Unfortunately, it is around the middle point of The Maze Runner where the mystery starts to become less intriguing, if only because a sizable chunk of it can be put together. That isn’t to say every detail in the mystery can be nailed, however. It is just that the general mystery as to why they are down in this situation can be nailed. Even with this mild predictability, the movie still carries intrigue, but the reveal found at the end damn near tears all of the positives of the initial start of the story down. It doesn’t help that everything is so serious, despite the movie not really bringing anything thematically to the table.

With yours truly’s thoughts on TMR coming much later than the actual release of the movie, I have heard of the ending being less than satisfactory, and it absolutely is. When the exposition begins, each line only serves to complicate matters, while setting up a sequel, and throwing in a farfetched character appearance that makes no sense whatsoever when only 10 minutes ago matters were bleak for the respective character. Perhaps the ending makes more sense in the book, but it doesn’t translate to the movie.

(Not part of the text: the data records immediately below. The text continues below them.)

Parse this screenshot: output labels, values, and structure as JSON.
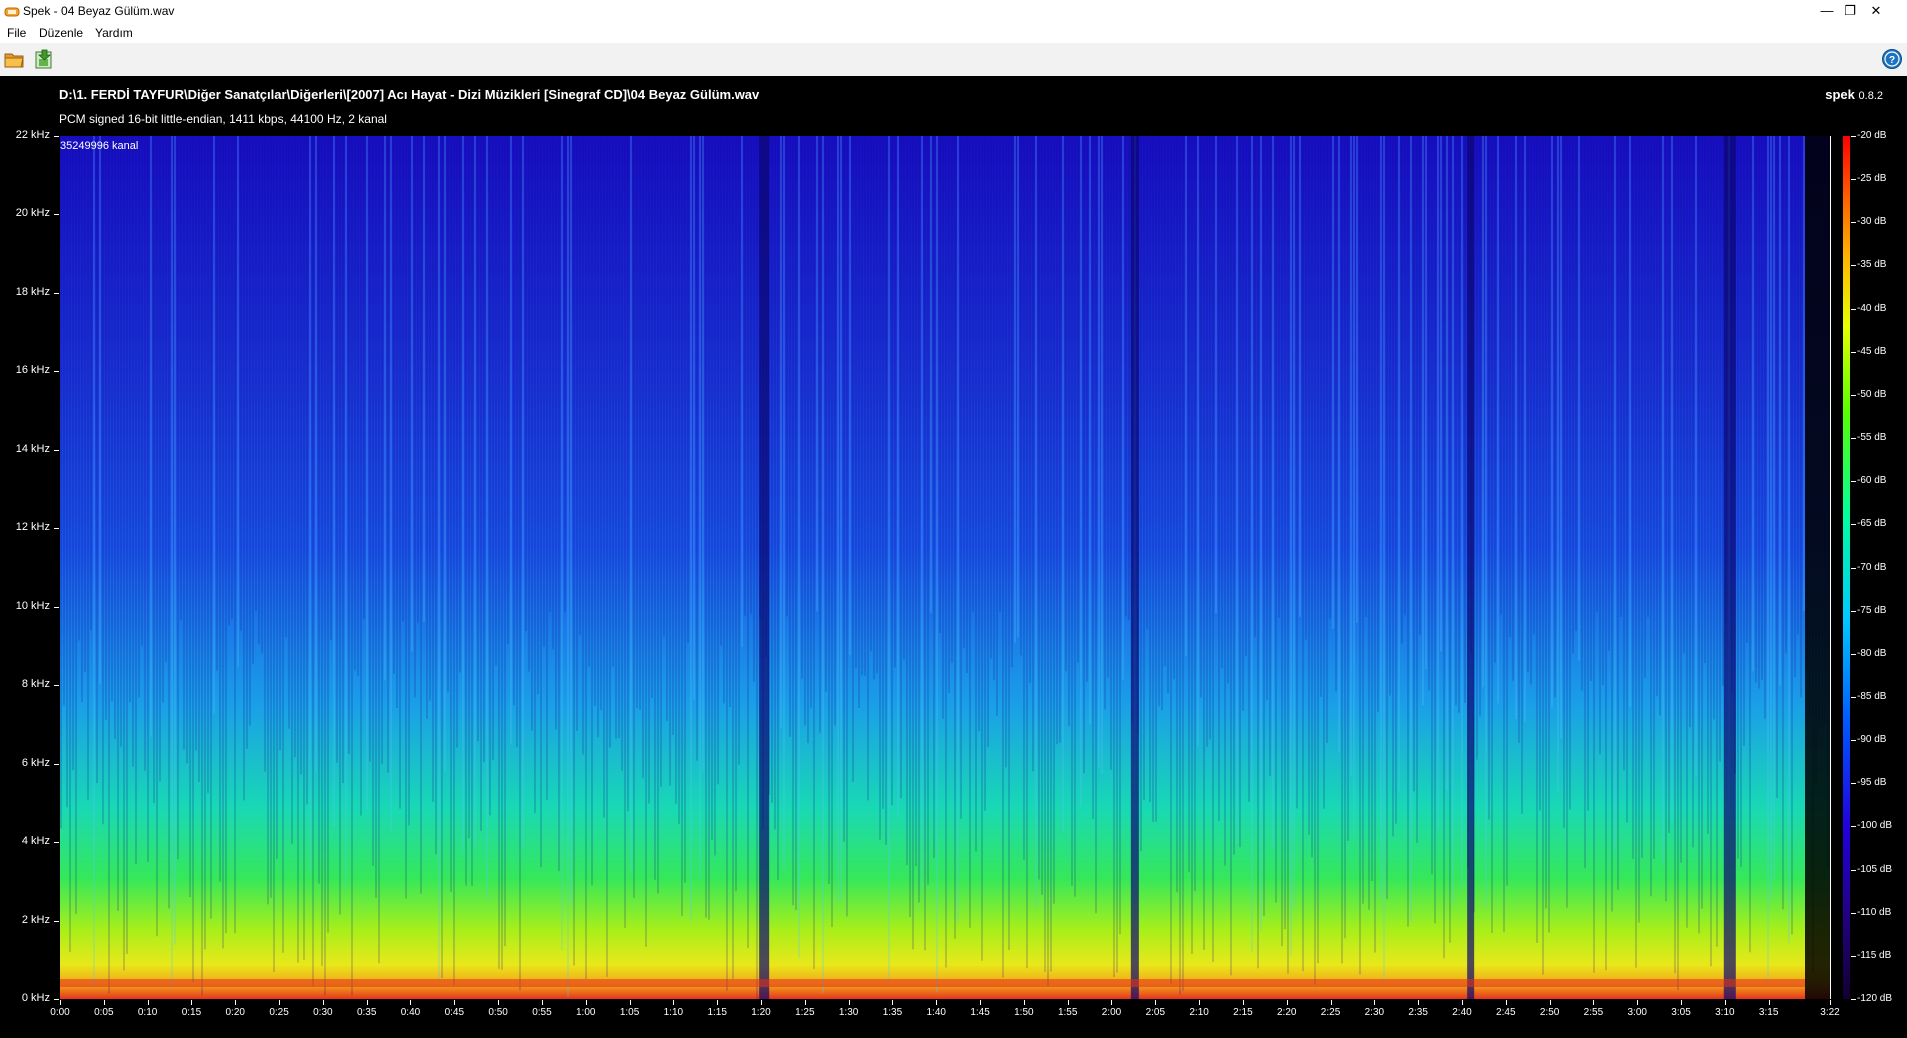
{
  "window": {
    "title": "Spek - 04 Beyaz Gülüm.wav",
    "controls": [
      "—",
      "❐",
      "✕"
    ]
  },
  "menu": [
    "File",
    "Düzenle",
    "Yardım"
  ],
  "toolbar": {
    "open_icon": "folder-open-icon",
    "save_icon": "save-image-icon",
    "help_icon": "help-icon"
  },
  "spek": {
    "file_path": "D:\\1. FERDİ TAYFUR\\Diğer Sanatçılar\\Diğerleri\\[2007] Acı Hayat - Dizi Müzikleri [Sinegraf CD]\\04 Beyaz Gülüm.wav",
    "file_info": "PCM signed 16-bit little-endian, 1411 kbps, 44100 Hz, 2 kanal",
    "brand": "spek",
    "version": "0.8.2",
    "overlay_label": "35249996 kanal"
  },
  "y_axis_labels": [
    "22 kHz",
    "20 kHz",
    "18 kHz",
    "16 kHz",
    "14 kHz",
    "12 kHz",
    "10 kHz",
    "8 kHz",
    "6 kHz",
    "4 kHz",
    "2 kHz",
    "0 kHz"
  ],
  "x_axis_labels": [
    "0:00",
    "0:05",
    "0:10",
    "0:15",
    "0:20",
    "0:25",
    "0:30",
    "0:35",
    "0:40",
    "0:45",
    "0:50",
    "0:55",
    "1:00",
    "1:05",
    "1:10",
    "1:15",
    "1:20",
    "1:25",
    "1:30",
    "1:35",
    "1:40",
    "1:45",
    "1:50",
    "1:55",
    "2:00",
    "2:05",
    "2:10",
    "2:15",
    "2:20",
    "2:25",
    "2:30",
    "2:35",
    "2:40",
    "2:45",
    "2:50",
    "2:55",
    "3:00",
    "3:05",
    "3:10",
    "3:15",
    "3:22"
  ],
  "db_labels": [
    "-20 dB",
    "-25 dB",
    "-30 dB",
    "-35 dB",
    "-40 dB",
    "-45 dB",
    "-50 dB",
    "-55 dB",
    "-60 dB",
    "-65 dB",
    "-70 dB",
    "-75 dB",
    "-80 dB",
    "-85 dB",
    "-90 dB",
    "-95 dB",
    "-100 dB",
    "-105 dB",
    "-110 dB",
    "-115 dB",
    "-120 dB"
  ],
  "colors": {
    "background": "#000000",
    "text": "#ffffff",
    "help_icon": "#1e73be"
  }
}
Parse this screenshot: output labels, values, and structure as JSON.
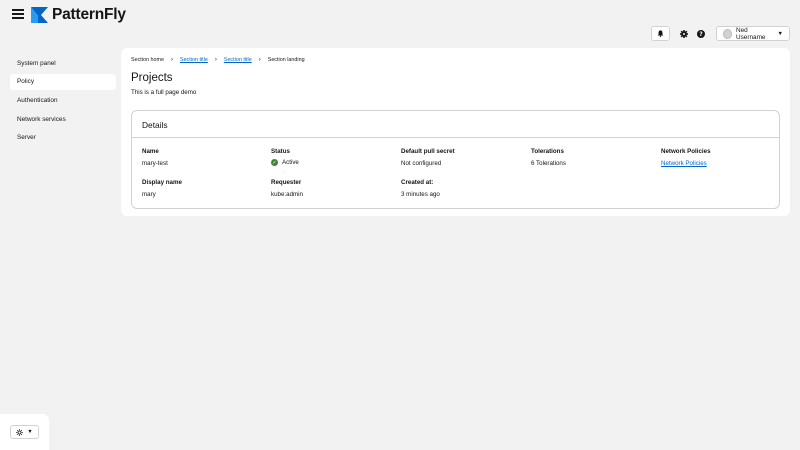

Thankfully, the bad ending does not mar the generally good acting turned in by the cast. Nothing is really found out about their characters to flesh them out, but their actual thespian work is better than what is often found in the genre. Dylan O’Brien initially looks like the general handsome guy that all of these films seem to have, but he gets chances to prove he isn’t just a handsome face as Thomas. His opposition is Will Poulter, who is the strongest performance-wise in the movie as “Gally,” representing a young man trying to keep order in the wake of the curiosity and change Thomas brings in.

Some of the others, while sort of interchangeable, are fine, with a kid by the name of Blake Cooper sticking out (for good) because he is so different aesthetically from the rest and has a real emotional core that other characters do not have. The only real weak link is Kaya Scodelario, who comes in midway and doesn’t add anything to the plot except being lifeless with a fading American (?) accent.


With a strong start and a surprisingly good cast, The Maze Runner is a more entertaining watch than most it shares similarities with. The aforementioned problems prevent it from being a very good film instead of one that is just good for its genre, but the fact that it isn’t Twilight or Vampire Academy is a plus.

Grade: C+

Photo credits go to,, and

Follow the Movie Man @MovieManJackson